You Are Paying to Store Paper

3. It Takes More than 5 Minutes to Retrieve a Document

Once your archives are digital, finding a document is a simple keyword search. Unlike paper files, you can search by names, dates, keywords or associated terms. Even if you don't have a precise record number or name, you can still find what you're looking for.

More than 5 Minutes
More than 5 Minutes to Retrieve a Document

* Source: Coopers and Lybrand Study

4. Files on Your Server are Named and Organized by Hand

Whether you’re scanning to file or creating and saving files from applications, relying on hand-curated naming conventions and file structures is a risky and expensive proposition. Humans — even the most conscientious of us — rarely follow naming and indexing rules 100% of the time. Plus, most OS-based file structures don’t make good use of metadata, which is crucial for finding things quickly.

Document management software solves both problems and delivers a whole host of tools that improve efficiency. Scan-to-file jobs go straight to the right folders and people, based on the rules you set up. Workflow — including trafficking, assignments and approvals — is baked into the file and filing structure. Every step is programmatic, traceable and clear.

5. Document Security Involves Turning an Actual Metal Key

Paper feels secure, especially after you read a few stories about hackers making off with critical data. However, a file folder of papers is actually far less secure than a well-encrypted hard drive. The paper itself can be destroyed by fire or water. Getting the data is as easy as breaking a lock or, more commonly, borrowing the file from someone’s desk for a quick photocopy or picture.

It costs $120 in labour to recreate a lost document (If it can be recreated)


Digital content can outlast paper and be protected. Cloud-based servers feature robust encryption and built-in redundancy.

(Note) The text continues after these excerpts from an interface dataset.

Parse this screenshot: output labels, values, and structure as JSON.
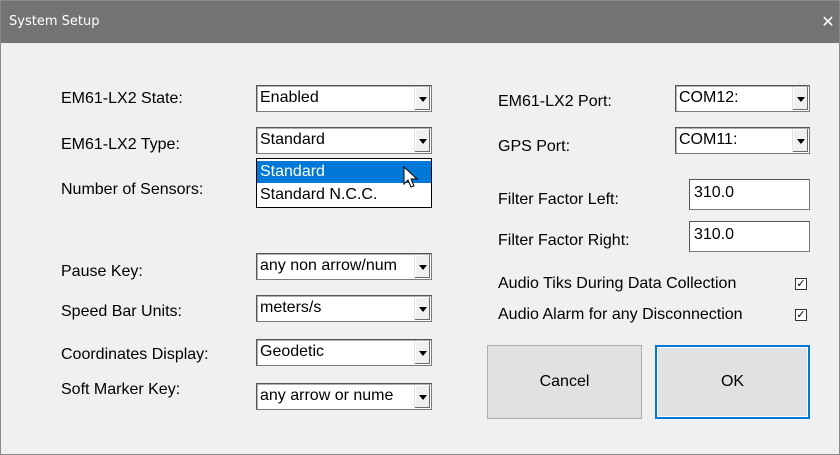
{
  "window": {
    "title": "System Setup",
    "close_glyph": "✕"
  },
  "left": {
    "state": {
      "label": "EM61-LX2 State:",
      "value": "Enabled"
    },
    "type": {
      "label": "EM61-LX2 Type:",
      "value": "Standard"
    },
    "sensors": {
      "label": "Number of Sensors:"
    },
    "pause_key": {
      "label": "Pause Key:",
      "value": "any non arrow/num"
    },
    "speed_units": {
      "label": "Speed Bar Units:",
      "value": "meters/s"
    },
    "coordinates": {
      "label": "Coordinates Display:",
      "value": "Geodetic"
    },
    "soft_marker": {
      "label": "Soft Marker Key:",
      "value": "any arrow or nume"
    }
  },
  "type_dropdown": {
    "options": [
      "Standard",
      "Standard N.C.C."
    ],
    "highlighted": "Standard"
  },
  "right": {
    "port": {
      "label": "EM61-LX2 Port:",
      "value": "COM12:"
    },
    "gps_port": {
      "label": "GPS Port:",
      "value": "COM11:"
    },
    "filter_left": {
      "label": "Filter Factor Left:",
      "value": "310.0"
    },
    "filter_right": {
      "label": "Filter Factor Right:",
      "value": "310.0"
    },
    "audio_tiks": {
      "label": "Audio Tiks During Data Collection",
      "checked": true,
      "mark": "✓"
    },
    "audio_alarm": {
      "label": "Audio Alarm for any Disconnection",
      "checked": true,
      "mark": "✓"
    }
  },
  "buttons": {
    "cancel": "Cancel",
    "ok": "OK"
  },
  "colors": {
    "titlebar": "#737373",
    "selection": "#0078d7",
    "dialog_bg": "#f0f0f0"
  },
  "icons": {
    "cursor": "mouse-pointer-icon",
    "dropdown_arrow": "chevron-down-icon",
    "close": "close-icon"
  }
}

If you need even more security, store your data on multiple, encrypted hard drives or flash drives and place them in several secure locations like a safety deposit box or vault. No hacker can touch a file that isn’t connected to network.